Chris Garneau Show - Madison, Wisconsin

God, what a show. Chris Garneau knows how to shut down a room.

It was impossible not be riveted to the stage at the front of Cafe Monmartre last night as singer-songwriter Chris Garneau whisper-crooned his way through a distinctive, sterling set on piano, backed by not one, but two cellists and a jack of all trades on drums and harmonium.

The audience, not too large, not too small, ate it up. Every song was tightly crafted, as characteristically and catchily "Garneau," much as a Billy Joel or Elton John piece belongs indisputably to its author. It was open, it was honest, it was mesmerizing. Even when called back enthusiastically for an encore - only to stumble - Garneau's candor bridged the gap.

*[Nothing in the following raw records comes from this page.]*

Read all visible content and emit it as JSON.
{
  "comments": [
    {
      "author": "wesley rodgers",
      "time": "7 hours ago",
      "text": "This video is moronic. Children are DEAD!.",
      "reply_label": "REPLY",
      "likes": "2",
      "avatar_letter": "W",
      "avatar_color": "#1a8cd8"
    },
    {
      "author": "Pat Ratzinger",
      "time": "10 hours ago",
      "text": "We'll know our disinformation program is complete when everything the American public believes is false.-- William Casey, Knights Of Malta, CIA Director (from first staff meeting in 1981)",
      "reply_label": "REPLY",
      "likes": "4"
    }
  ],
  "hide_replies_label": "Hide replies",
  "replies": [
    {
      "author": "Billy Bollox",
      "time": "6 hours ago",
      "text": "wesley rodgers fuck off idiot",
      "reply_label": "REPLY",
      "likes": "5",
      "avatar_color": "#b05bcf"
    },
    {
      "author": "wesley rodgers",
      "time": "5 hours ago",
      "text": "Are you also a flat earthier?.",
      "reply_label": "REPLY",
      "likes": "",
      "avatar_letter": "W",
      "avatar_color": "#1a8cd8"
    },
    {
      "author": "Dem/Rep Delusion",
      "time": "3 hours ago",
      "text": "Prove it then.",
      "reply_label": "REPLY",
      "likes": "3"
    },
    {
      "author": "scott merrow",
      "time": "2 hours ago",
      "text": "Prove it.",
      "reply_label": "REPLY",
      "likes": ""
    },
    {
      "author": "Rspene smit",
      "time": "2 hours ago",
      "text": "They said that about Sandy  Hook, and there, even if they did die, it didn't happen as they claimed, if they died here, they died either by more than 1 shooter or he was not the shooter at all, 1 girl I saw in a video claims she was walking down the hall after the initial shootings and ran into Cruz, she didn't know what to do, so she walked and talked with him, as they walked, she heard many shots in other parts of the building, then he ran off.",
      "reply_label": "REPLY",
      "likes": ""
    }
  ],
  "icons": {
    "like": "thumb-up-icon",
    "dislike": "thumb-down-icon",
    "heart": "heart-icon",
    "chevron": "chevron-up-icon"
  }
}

You could almost hear heartstrings snapping as people called out to help. And Garneau proceeded to nail the closing with "Halloween." It was almost as good as his rendition of my favorite, "Baby's Romance" or the spine-tingling "Not Nice." Or even, sitting behind his eccentric lampshade, his strange, short tune that appeared to be a shout-out to Jeffrey Dahmer.

At one point, someone's Oasis ringtone went off and it was as if someone was interrupting an eloquent lecture. Or inexucusably destroying the silence in a church. Garneau held the evening under a spell. People at my table agreed that if a night timeline of appropriate music is divided into courses like a multi-course meal, Garneau is the final item to be served.

It was great to see Chris again. I met him randomly several years back on a flight into LaGuardia. Yesterday, I ran into him before the show outside Monmartre as I was carring my accordion back from the farmers' market. After the show, he said he was thinking of heading down to Paul's Club for a drink. One of the cellists said the crew was driving overland to Seattle starting today. Yikes. And good luck.

Madison blogger and show organizer Kyle Pfister was making the rounds of the cafe during the show. He deserves all the kudos he can get. In fact, go out and plant a field of praise, harvest it, put it in bushel baskets and place at his electronic doorstep. The venue was perfect. The opening band, Track a Tiger, wasn't terrible. And an incomparable musician put on one hell of show, saying Madison is a city he'd like to come back to...